# [Data extracts]
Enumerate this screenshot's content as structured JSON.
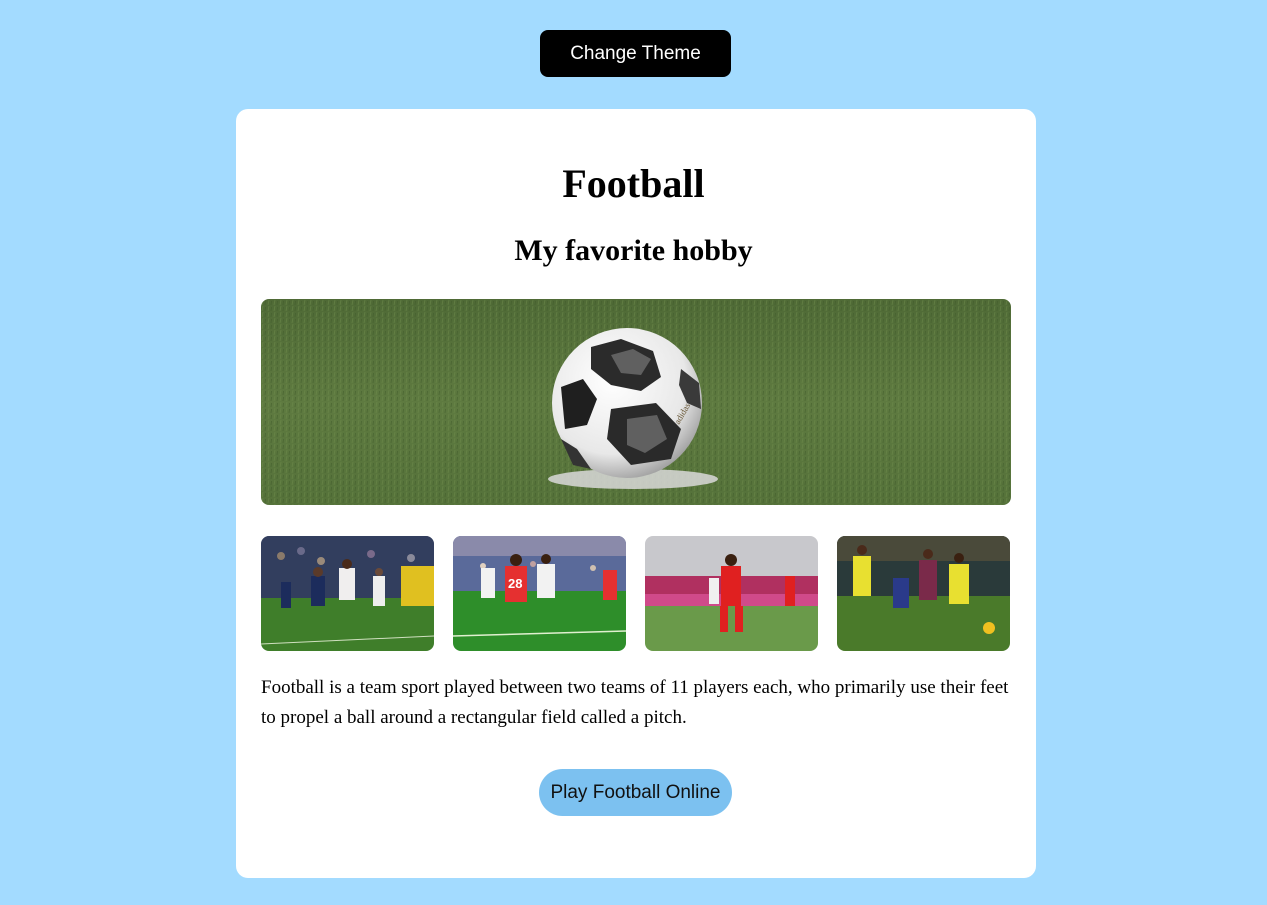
{
  "header": {
    "theme_button_label": "Change Theme"
  },
  "card": {
    "title": "Football",
    "subtitle": "My favorite hobby",
    "description": "Football is a team sport played between two teams of 11 players each, who primarily use their feet to propel a ball around a rectangular field called a pitch.",
    "play_button_label": "Play Football Online"
  },
  "images": {
    "hero": "soccer-ball-on-grass",
    "thumbnails": [
      "psg-match-action",
      "red-vs-white-match",
      "red-player-dribbling",
      "yellow-team-match"
    ]
  },
  "colors": {
    "background": "#a3dbff",
    "card": "#ffffff",
    "theme_button": "#000000",
    "play_button": "#7cc1f0"
  }
}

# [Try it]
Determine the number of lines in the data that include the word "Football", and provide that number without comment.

# [Answer space]
3